## What is expected
This exercise needs all of the entries set down again, exactly as they read.

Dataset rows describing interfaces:

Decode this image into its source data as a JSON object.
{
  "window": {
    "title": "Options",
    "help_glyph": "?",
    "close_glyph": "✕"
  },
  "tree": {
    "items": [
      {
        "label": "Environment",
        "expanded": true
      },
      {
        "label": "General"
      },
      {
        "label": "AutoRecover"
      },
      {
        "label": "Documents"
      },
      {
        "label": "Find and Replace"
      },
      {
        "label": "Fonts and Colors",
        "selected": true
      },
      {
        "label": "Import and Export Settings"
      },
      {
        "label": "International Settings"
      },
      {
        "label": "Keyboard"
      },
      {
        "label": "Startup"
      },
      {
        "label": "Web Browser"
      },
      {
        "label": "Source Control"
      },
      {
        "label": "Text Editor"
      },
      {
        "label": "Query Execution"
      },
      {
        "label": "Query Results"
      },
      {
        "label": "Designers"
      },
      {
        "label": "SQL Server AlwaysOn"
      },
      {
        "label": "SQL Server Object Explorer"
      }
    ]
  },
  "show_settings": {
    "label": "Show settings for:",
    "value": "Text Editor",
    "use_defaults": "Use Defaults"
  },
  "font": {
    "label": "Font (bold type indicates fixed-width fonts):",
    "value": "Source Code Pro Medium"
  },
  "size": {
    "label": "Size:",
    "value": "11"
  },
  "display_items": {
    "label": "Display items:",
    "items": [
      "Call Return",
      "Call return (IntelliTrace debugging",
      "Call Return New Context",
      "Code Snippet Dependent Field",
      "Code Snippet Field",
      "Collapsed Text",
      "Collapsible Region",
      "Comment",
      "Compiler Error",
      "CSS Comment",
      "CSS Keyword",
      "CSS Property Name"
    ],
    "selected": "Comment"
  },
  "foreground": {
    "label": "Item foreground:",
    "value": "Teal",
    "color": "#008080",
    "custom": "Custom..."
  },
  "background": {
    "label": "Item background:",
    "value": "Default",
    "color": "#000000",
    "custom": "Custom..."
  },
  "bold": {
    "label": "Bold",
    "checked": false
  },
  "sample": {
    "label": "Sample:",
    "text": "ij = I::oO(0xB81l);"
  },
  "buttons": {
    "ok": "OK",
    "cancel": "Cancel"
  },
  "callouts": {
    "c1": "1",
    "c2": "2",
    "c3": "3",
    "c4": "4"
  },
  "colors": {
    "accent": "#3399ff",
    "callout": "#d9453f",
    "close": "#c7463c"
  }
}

## Answer to the problem
Decode this image into its source data as a JSON object.
{
  "window": {
    "title": "Options",
    "help_glyph": "?",
    "close_glyph": "✕"
  },
  "tree": {
    "items": [
      {
        "label": "Environment",
        "expanded": true
      },
      {
        "label": "General"
      },
      {
        "label": "AutoRecover"
      },
      {
        "label": "Documents"
      },
      {
        "label": "Find and Replace"
      },
      {
        "label": "Fonts and Colors",
        "selected": true
      },
      {
        "label": "Import and Export Settings"
      },
      {
        "label": "International Settings"
      },
      {
        "label": "Keyboard"
      },
      {
        "label": "Startup"
      },
      {
        "label": "Web Browser"
      },
      {
        "label": "Source Control"
      },
      {
        "label": "Text Editor"
      },
      {
        "label": "Query Execution"
      },
      {
        "label": "Query Results"
      },
      {
        "label": "Designers"
      },
      {
        "label": "SQL Server AlwaysOn"
      },
      {
        "label": "SQL Server Object Explorer"
      }
    ]
  },
  "show_settings": {
    "label": "Show settings for:",
    "value": "Text Editor",
    "use_defaults": "Use Defaults"
  },
  "font": {
    "label": "Font (bold type indicates fixed-width fonts):",
    "value": "Source Code Pro Medium"
  },
  "size": {
    "label": "Size:",
    "value": "11"
  },
  "display_items": {
    "label": "Display items:",
    "items": [
      "Call Return",
      "Call return (IntelliTrace debugging",
      "Call Return New Context",
      "Code Snippet Dependent Field",
      "Code Snippet Field",
      "Collapsed Text",
      "Collapsible Region",
      "Comment",
      "Compiler Error",
      "CSS Comment",
      "CSS Keyword",
      "CSS Property Name"
    ],
    "selected": "Comment"
  },
  "foreground": {
    "label": "Item foreground:",
    "value": "Teal",
    "color": "#008080",
    "custom": "Custom..."
  },
  "background": {
    "label": "Item background:",
    "value": "Default",
    "color": "#000000",
    "custom": "Custom..."
  },
  "bold": {
    "label": "Bold",
    "checked": false
  },
  "sample": {
    "label": "Sample:",
    "text": "ij = I::oO(0xB81l);"
  },
  "buttons": {
    "ok": "OK",
    "cancel": "Cancel"
  },
  "callouts": {
    "c1": "1",
    "c2": "2",
    "c3": "3",
    "c4": "4"
  },
  "colors": {
    "accent": "#3399ff",
    "callout": "#d9453f",
    "close": "#c7463c"
  }
}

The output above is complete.